AUTHOR: MOEEN FARUQI
In Mehr Afrozs art, a painting becomes a potent symbol of the passing of traditions, the forfeiture of spiritualism and belief, and the ultimate abandonment of innocence to modernism. Each work at her exhibition at the Chawkandi Art gallery, from the 30th of this month, speaks through images, lamenting the loss of a whole way of life.
Mehrs Work is always a visual experience. Each painting tends to become, while attempting to capture the past, an object of history itself. Her acrylic and mixed media works become faded, potently aged items of history. One gets the feeling that one is looking at the fast, not through, literal or illusionistic images, but through symbols, items once revered, but now too easily dismissed as jaded objects from a quaint past.
What Mehr Afroz attempts is a difficult thing. How can one use images and icons from temples, parchments and miniatures without making shallow copies? How to recreate a past devoted to belief, traditions and the innate power of amulets?

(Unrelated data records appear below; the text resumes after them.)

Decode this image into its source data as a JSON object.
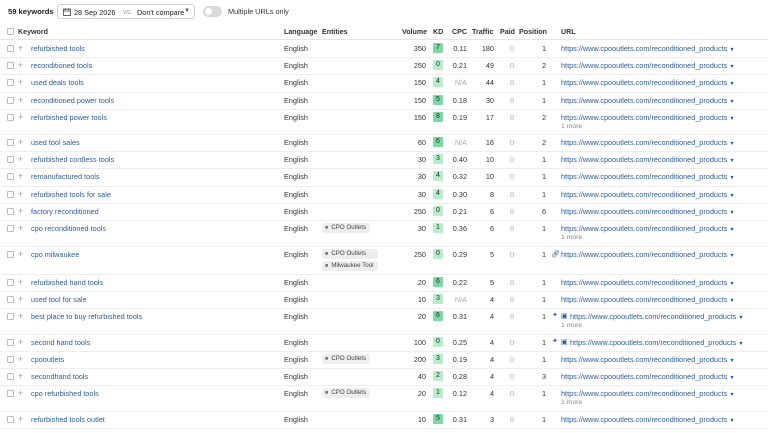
{
  "toolbar": {
    "keyword_count": "59 keywords",
    "date": "28 Sep 2026",
    "vs_label": "vs.",
    "compare": "Don't compare",
    "multi_urls_label": "Multiple URLs only"
  },
  "columns": {
    "keyword": "Keyword",
    "language": "Language",
    "entities": "Entities",
    "volume": "Volume",
    "kd": "KD",
    "cpc": "CPC",
    "traffic": "Traffic",
    "paid": "Paid",
    "position": "Position",
    "url": "URL"
  },
  "colors": {
    "kd_green": "#7fd7a6",
    "kd_light": "#b7eccd",
    "link": "#2e5b9a"
  },
  "rows": [
    {
      "keyword": "refurbished tools",
      "language": "English",
      "entities": [],
      "volume": "350",
      "kd": "7",
      "cpc": "0.11",
      "traffic": "180",
      "paid": "0",
      "position": "1",
      "features": "",
      "url": "https://www.cpooutlets.com/reconditioned_products",
      "more": ""
    },
    {
      "keyword": "reconditioned tools",
      "language": "English",
      "entities": [],
      "volume": "250",
      "kd": "0",
      "cpc": "0.21",
      "traffic": "49",
      "paid": "0",
      "position": "2",
      "features": "",
      "url": "https://www.cpooutlets.com/reconditioned_products",
      "more": ""
    },
    {
      "keyword": "used deals tools",
      "language": "English",
      "entities": [],
      "volume": "150",
      "kd": "4",
      "cpc": "N/A",
      "traffic": "44",
      "paid": "0",
      "position": "1",
      "features": "",
      "url": "https://www.cpooutlets.com/reconditioned_products",
      "more": ""
    },
    {
      "keyword": "reconditioned power tools",
      "language": "English",
      "entities": [],
      "volume": "150",
      "kd": "5",
      "cpc": "0.18",
      "traffic": "30",
      "paid": "0",
      "position": "1",
      "features": "",
      "url": "https://www.cpooutlets.com/reconditioned_products",
      "more": ""
    },
    {
      "keyword": "refurbished power tools",
      "language": "English",
      "entities": [],
      "volume": "150",
      "kd": "8",
      "cpc": "0.19",
      "traffic": "17",
      "paid": "0",
      "position": "2",
      "features": "",
      "url": "https://www.cpooutlets.com/reconditioned_products",
      "more": "1 more"
    },
    {
      "keyword": "used tool sales",
      "language": "English",
      "entities": [],
      "volume": "60",
      "kd": "6",
      "cpc": "N/A",
      "traffic": "16",
      "paid": "0",
      "position": "2",
      "features": "",
      "url": "https://www.cpooutlets.com/reconditioned_products",
      "more": ""
    },
    {
      "keyword": "refurbished cordless tools",
      "language": "English",
      "entities": [],
      "volume": "30",
      "kd": "3",
      "cpc": "0.40",
      "traffic": "10",
      "paid": "0",
      "position": "1",
      "features": "",
      "url": "https://www.cpooutlets.com/reconditioned_products",
      "more": ""
    },
    {
      "keyword": "remanufactured tools",
      "language": "English",
      "entities": [],
      "volume": "30",
      "kd": "4",
      "cpc": "0.32",
      "traffic": "10",
      "paid": "0",
      "position": "1",
      "features": "",
      "url": "https://www.cpooutlets.com/reconditioned_products",
      "more": ""
    },
    {
      "keyword": "refurbished tools for sale",
      "language": "English",
      "entities": [],
      "volume": "30",
      "kd": "4",
      "cpc": "0.30",
      "traffic": "8",
      "paid": "0",
      "position": "1",
      "features": "",
      "url": "https://www.cpooutlets.com/reconditioned_products",
      "more": ""
    },
    {
      "keyword": "factory reconditioned",
      "language": "English",
      "entities": [],
      "volume": "250",
      "kd": "0",
      "cpc": "0.21",
      "traffic": "6",
      "paid": "0",
      "position": "6",
      "features": "",
      "url": "https://www.cpooutlets.com/reconditioned_products",
      "more": ""
    },
    {
      "keyword": "cpo reconditioned tools",
      "language": "English",
      "entities": [
        "CPO Outlets"
      ],
      "volume": "30",
      "kd": "1",
      "cpc": "0.36",
      "traffic": "6",
      "paid": "0",
      "position": "1",
      "features": "",
      "url": "https://www.cpooutlets.com/reconditioned_products",
      "more": "1 more"
    },
    {
      "keyword": "cpo milwaukee",
      "language": "English",
      "entities": [
        "CPO Outlets",
        "Milwaukee Tool"
      ],
      "volume": "250",
      "kd": "0",
      "cpc": "0.29",
      "traffic": "5",
      "paid": "0",
      "position": "1",
      "features": "link-icon",
      "url": "https://www.cpooutlets.com/reconditioned_products",
      "more": ""
    },
    {
      "keyword": "refurbished hand tools",
      "language": "English",
      "entities": [],
      "volume": "20",
      "kd": "6",
      "cpc": "0.22",
      "traffic": "5",
      "paid": "0",
      "position": "1",
      "features": "",
      "url": "https://www.cpooutlets.com/reconditioned_products",
      "more": ""
    },
    {
      "keyword": "used tool for sale",
      "language": "English",
      "entities": [],
      "volume": "10",
      "kd": "3",
      "cpc": "N/A",
      "traffic": "4",
      "paid": "0",
      "position": "1",
      "features": "",
      "url": "https://www.cpooutlets.com/reconditioned_products",
      "more": ""
    },
    {
      "keyword": "best place to buy refurbished tools",
      "language": "English",
      "entities": [],
      "volume": "20",
      "kd": "6",
      "cpc": "0.31",
      "traffic": "4",
      "paid": "0",
      "position": "1",
      "features": "sitelinks-image-icons",
      "url": "https://www.cpooutlets.com/reconditioned_products",
      "more": "1 more"
    },
    {
      "keyword": "second hand tools",
      "language": "English",
      "entities": [],
      "volume": "100",
      "kd": "0",
      "cpc": "0.25",
      "traffic": "4",
      "paid": "0",
      "position": "1",
      "features": "sitelinks-image-icons",
      "url": "https://www.cpooutlets.com/reconditioned_products",
      "more": ""
    },
    {
      "keyword": "cpooutlets",
      "language": "English",
      "entities": [
        "CPO Outlets"
      ],
      "volume": "200",
      "kd": "3",
      "cpc": "0.19",
      "traffic": "4",
      "paid": "0",
      "position": "1",
      "features": "",
      "url": "https://www.cpooutlets.com/reconditioned_products",
      "more": ""
    },
    {
      "keyword": "secondhand tools",
      "language": "English",
      "entities": [],
      "volume": "40",
      "kd": "2",
      "cpc": "0.28",
      "traffic": "4",
      "paid": "0",
      "position": "3",
      "features": "",
      "url": "https://www.cpooutlets.com/reconditioned_products",
      "more": ""
    },
    {
      "keyword": "cpo refurbished tools",
      "language": "English",
      "entities": [
        "CPO Outlets"
      ],
      "volume": "20",
      "kd": "1",
      "cpc": "0.12",
      "traffic": "4",
      "paid": "0",
      "position": "1",
      "features": "",
      "url": "https://www.cpooutlets.com/reconditioned_products",
      "more": "1 more"
    },
    {
      "keyword": "refurbished tools outlet",
      "language": "English",
      "entities": [],
      "volume": "10",
      "kd": "5",
      "cpc": "0.31",
      "traffic": "3",
      "paid": "0",
      "position": "1",
      "features": "",
      "url": "https://www.cpooutlets.com/reconditioned_products",
      "more": ""
    }
  ]
}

That, precisely, is the success of Mehr Afroz.
Her latest repertoire is labelled the Amulet series, and refers to the veneration of amulets in the past. The amulet is just one object, among many objects and traditions that in the past people imbued with great power be it of spiritualism, superstition, or good fortune. The point being that we have lost too easily a way of life that was the norm for centuries, in which belief, rather than cold rationality was what gave life charm, respect meaning.
The success of Mehr Afroz is in being able to create remarkably sensitive paintings. Made of acrylic and metallic paints and other assorted media, they spread out in front of the viewer a potent field of subtle. Shades, full of symbols, icons images and inscriptions. What gives her paintings power is that her images are not directly lifted, but are made to be sensitive and imaginative parts of the whole painting? The painting, with its myriad lines, frames and images, is not loud; it does not demand attention. Yet the work will not be ignored.

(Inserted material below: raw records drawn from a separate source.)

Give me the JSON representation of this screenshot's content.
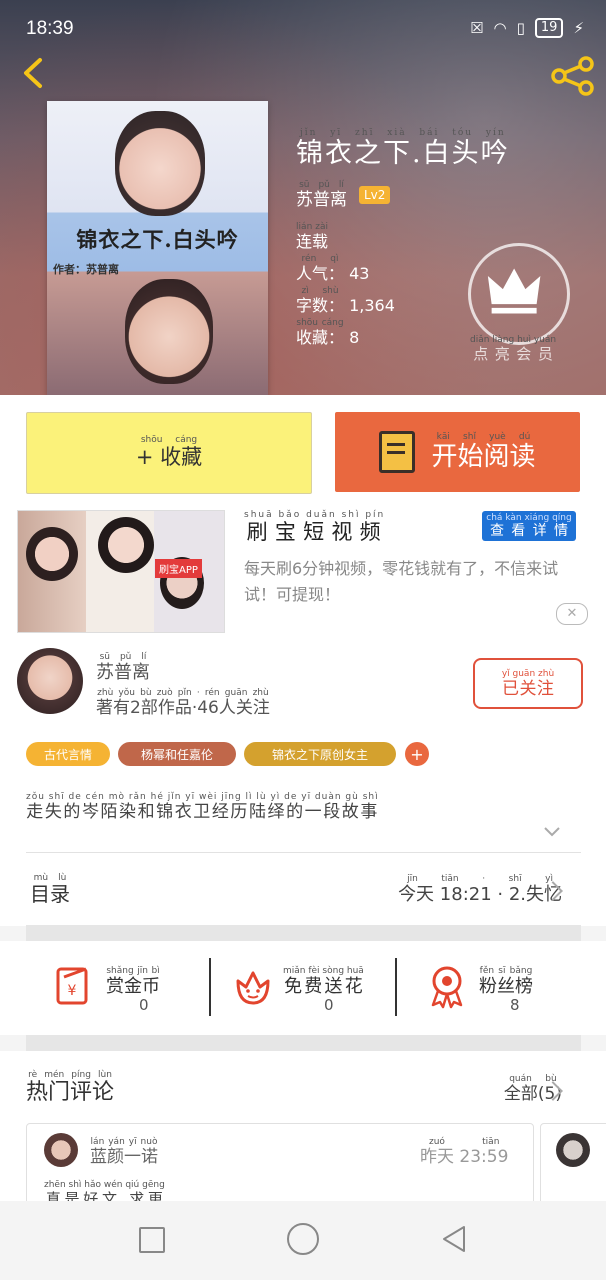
{
  "status_bar": {
    "time": "18:39",
    "battery": "19"
  },
  "book": {
    "cover_title": "锦衣之下.白头吟",
    "cover_author": "作者：苏普离",
    "title": "锦衣之下.白头吟",
    "title_pinyin": "jǐn yī zhī xià bái tóu yín",
    "author": "苏普离",
    "author_pinyin": "sū pǔ lí",
    "level": "Lv2",
    "status": "连载",
    "status_pinyin": "lián zài",
    "popularity_label": "人气：",
    "popularity_pinyin": "rén qì",
    "popularity": "43",
    "word_count_label": "字数：",
    "word_count_pinyin": "zì shù",
    "word_count": "1,364",
    "favorites_label": "收藏：",
    "favorites_pinyin": "shōu cáng",
    "favorites": "8",
    "vip_label": "点亮会员",
    "vip_pinyin": "diǎn liàng huì yuán"
  },
  "actions": {
    "favorite_label": "+ 收藏",
    "favorite_pinyin": "shōu cáng",
    "read_label": "开始阅读",
    "read_pinyin": "kāi shǐ yuè dú"
  },
  "ad": {
    "title": "刷宝短视频",
    "title_pinyin": "shuā bǎo duǎn shì pín",
    "cta": "查看详情",
    "cta_pinyin": "chá kàn xiáng qíng",
    "description": "每天刷6分钟视频，零花钱就有了，不信来试试！可提现！",
    "image_badge": "刷宝APP",
    "close": "✕"
  },
  "author_card": {
    "name": "苏普离",
    "name_pinyin": "sū pǔ lí",
    "stats": "著有2部作品·46人关注",
    "stats_pinyin": "zhù yǒu bù zuò pǐn · rén guān zhù",
    "follow": "已关注",
    "follow_pinyin": "yǐ guān zhù"
  },
  "tags": [
    {
      "label": "古代言情",
      "pinyin": "gǔ dài yán qíng",
      "color": "#f5b333"
    },
    {
      "label": "杨幂和任嘉伦",
      "pinyin": "yáng mì hé rèn jiā lún",
      "color": "#c0674a"
    },
    {
      "label": "锦衣之下原创女主",
      "pinyin": "jǐn yī zhī xià yuán chuàng nǚ zhǔ",
      "color": "#d4a12e"
    }
  ],
  "tag_add": "+",
  "summary": "走失的岑陌染和锦衣卫经历陆绎的一段故事",
  "summary_pinyin": "zǒu shī de cén mò rǎn hé jǐn yī wèi jīng lì lù yì de yī duàn gù shì",
  "toc": {
    "label": "目录",
    "label_pinyin": "mù lù",
    "latest": "今天 18:21 · 2.失忆",
    "latest_pinyin": "jīn tiān · shī yì"
  },
  "stats": [
    {
      "label": "赏金币",
      "pinyin": "shǎng jīn bì",
      "value": "0",
      "icon": "coin-envelope-icon"
    },
    {
      "label": "免费送花",
      "pinyin": "miǎn fèi sòng huā",
      "value": "0",
      "icon": "flower-icon"
    },
    {
      "label": "粉丝榜",
      "pinyin": "fěn sī bǎng",
      "value": "8",
      "icon": "ribbon-icon"
    }
  ],
  "comments": {
    "label": "热门评论",
    "label_pinyin": "rè mén píng lùn",
    "all": "全部(5)",
    "all_pinyin": "quán bù",
    "items": [
      {
        "user": "蓝颜一诺",
        "user_pinyin": "lán yán yī nuò",
        "time": "昨天 23:59",
        "time_pinyin": "zuó tiān",
        "text": "真是好文 求更",
        "text_pinyin": "zhēn shì hǎo wén qiú gēng"
      }
    ]
  },
  "colors": {
    "accent": "#e9683f",
    "favorite_bg": "#fbf27a",
    "follow": "#e0513b",
    "ad_button": "#1e72d6"
  }
}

Embedded with figures from temples, folk motifs from all religions, the sun, moon and a multitude of other patterns, the works throb with power. Each painting becomes a minefield studded with social and historical commentary. Not so much the direct cynicism of prose or realistic painting, but the subtle and imaginative description of a very thoughtful artist. This is what makes Mehr a very important artist: the baring of her own feelings, which disturb chords of familiarity in all of us.

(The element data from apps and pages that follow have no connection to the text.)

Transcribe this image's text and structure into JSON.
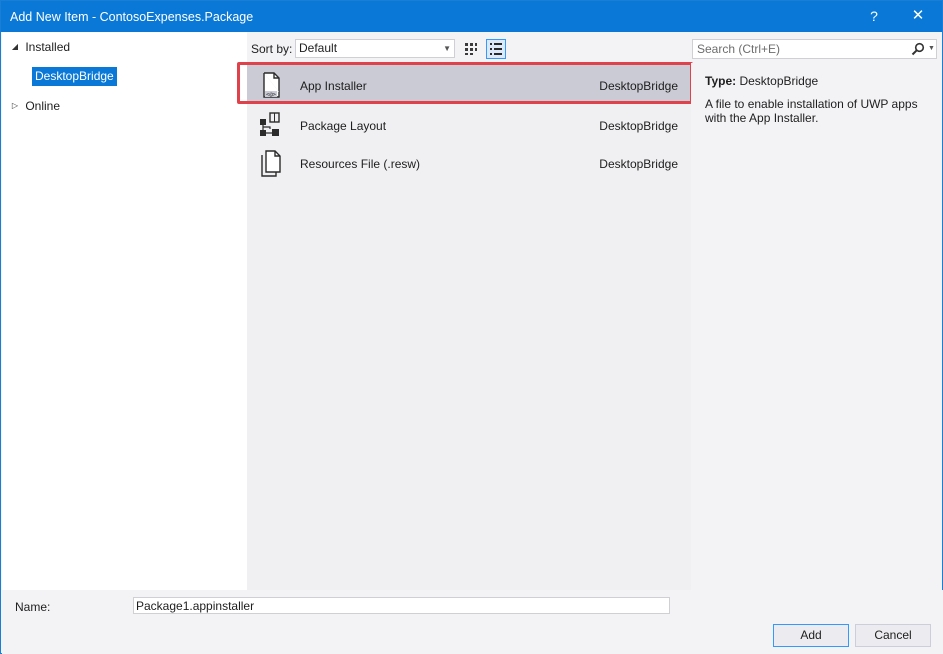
{
  "window": {
    "title": "Add New Item - ContosoExpenses.Package",
    "help_label": "?",
    "close_label": "✕"
  },
  "tree": {
    "installed": {
      "label": "Installed",
      "arrow": "◢"
    },
    "desktop_bridge": {
      "label": "DesktopBridge"
    },
    "online": {
      "label": "Online",
      "arrow": "▷"
    }
  },
  "toolbar": {
    "sort_label": "Sort by:",
    "sort_value": "Default",
    "sort_arrow": "▼",
    "search_placeholder": "Search (Ctrl+E)",
    "search_drop": "▼"
  },
  "items": [
    {
      "name": "App Installer",
      "type": "DesktopBridge",
      "icon": "app-installer-icon",
      "selected": true
    },
    {
      "name": "Package Layout",
      "type": "DesktopBridge",
      "icon": "package-layout-icon",
      "selected": false
    },
    {
      "name": "Resources File (.resw)",
      "type": "DesktopBridge",
      "icon": "resources-file-icon",
      "selected": false
    }
  ],
  "details": {
    "type_label": "Type:",
    "type_value": "DesktopBridge",
    "description": "A file to enable installation of UWP apps with the App Installer."
  },
  "bottom": {
    "name_label": "Name:",
    "name_value": "Package1.appinstaller",
    "add_label": "Add",
    "cancel_label": "Cancel"
  },
  "colors": {
    "title_bar": "#0a78d7",
    "selection": "#cacbd4",
    "highlight": "#e0424b"
  }
}
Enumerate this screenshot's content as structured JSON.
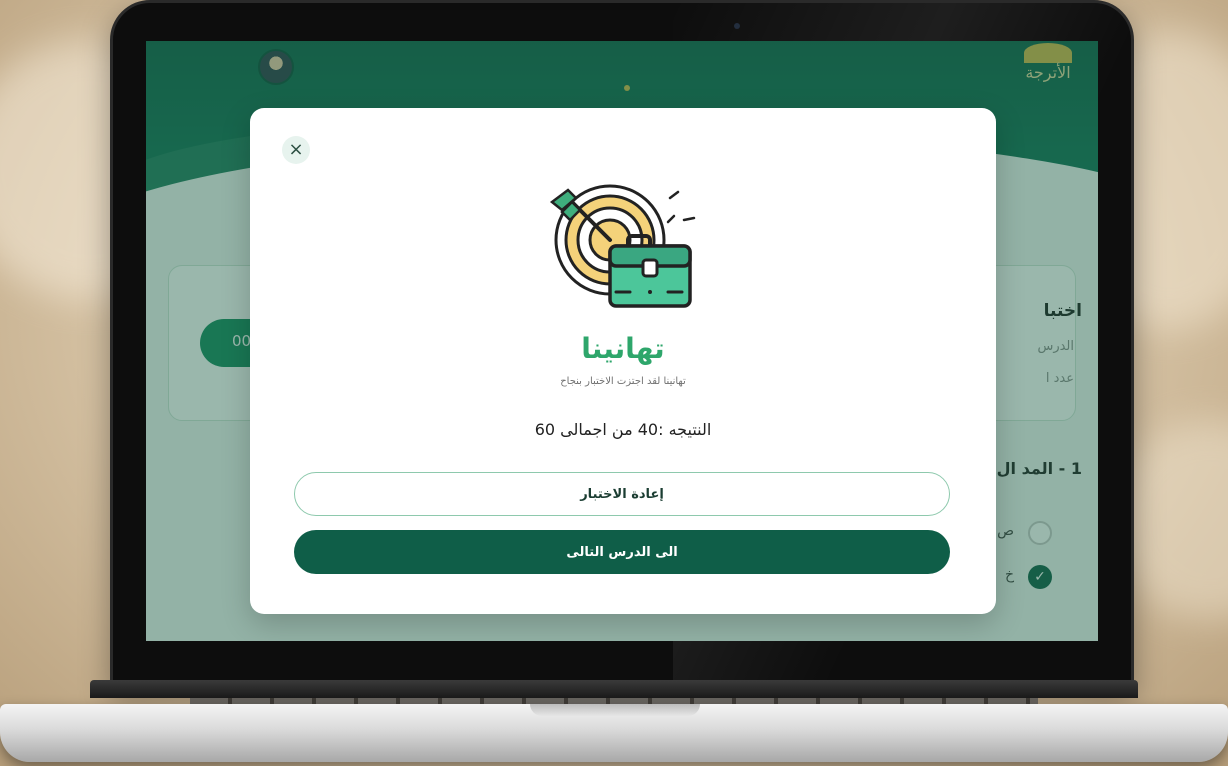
{
  "modal": {
    "close_icon": "×",
    "title": "تهانينا",
    "subtitle": "تهانينا لقد اجتزت الاختبار بنجاح",
    "score_text": "النتيجه :40 من اجمالى 60",
    "retry_label": "إعادة الاختبار",
    "next_label": "الى الدرس التالى",
    "illustration": "target-briefcase-icon"
  },
  "background": {
    "pill_text": "00",
    "card_title": "اختبا",
    "card_sub1": "الدرس",
    "card_sub2": "عدد ا",
    "question": "1 - المد ال",
    "option_a": "ص",
    "option_b": "خ",
    "logo_text": "الأترجة"
  },
  "colors": {
    "brand_green": "#0f5e48",
    "accent_green": "#2ea66b",
    "gold": "#d6b64a"
  }
}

We have lost the value of symbolism. The power, the divine allusions of symbols in our own artistic heritage. Mehr laments this loss, and expresses it with tremendous imagination in her work.
Hers is not the first attempt to resolve this loss in her art. Zahoor-ul-Akhlaque has strived to express the loss of tradition. Mehrs recent work is however more meaningful and captures the spirit and soul of traditional life with great imagination. The fine detail, the pseudo inscriptions, simulating the Indic and at times the Arabic script, calls forth the magnetism associated with the sight of the written word.
Each symbol is not an ethnic or nationalistic possession, but has universal equivalents. A figurine from a Hindu temple expresses in its own way an allusion towards the divine, just as a Sufis verses carry hidden meanings of the eternal. There is in Mehrs art a sense of universal loss, the loss of shared traditions, though they may be different in form. Each work of Mehrs has its own idiosyncrasies, its own personality. The metallic paint provides the permanence of amulets. The soft shades emulate aged manuscripts. The frames and the geometric shapes are universal symbols of the different facets of human life.
Modernism pursues the destruction of the traditional with an assiduous energy. Mehrs art is the artist way of calling for renewed respect for our natural and traditional socio-cultural environments, or at least feeling a sense of loss. The dancing figure in one little frame within a dazzling yet subtle white background, is a figure from a temple perhaps, calling for a return to traditional ways. The small geometric symbols, with their precision and beauty, are reflections of sub-continental art forms. With these tiny, detailed symbols and the inscriptions, Mehrs parchments resemble a spiritual route map, a metaphysical dreamscape, an other-worldly delight. Each painting draws the viewer ever deeper into its depths, its many layers, its hidden textures. Mehr recreates the past with masterful paintings which deserve to be seen and felt with great patience and reverence.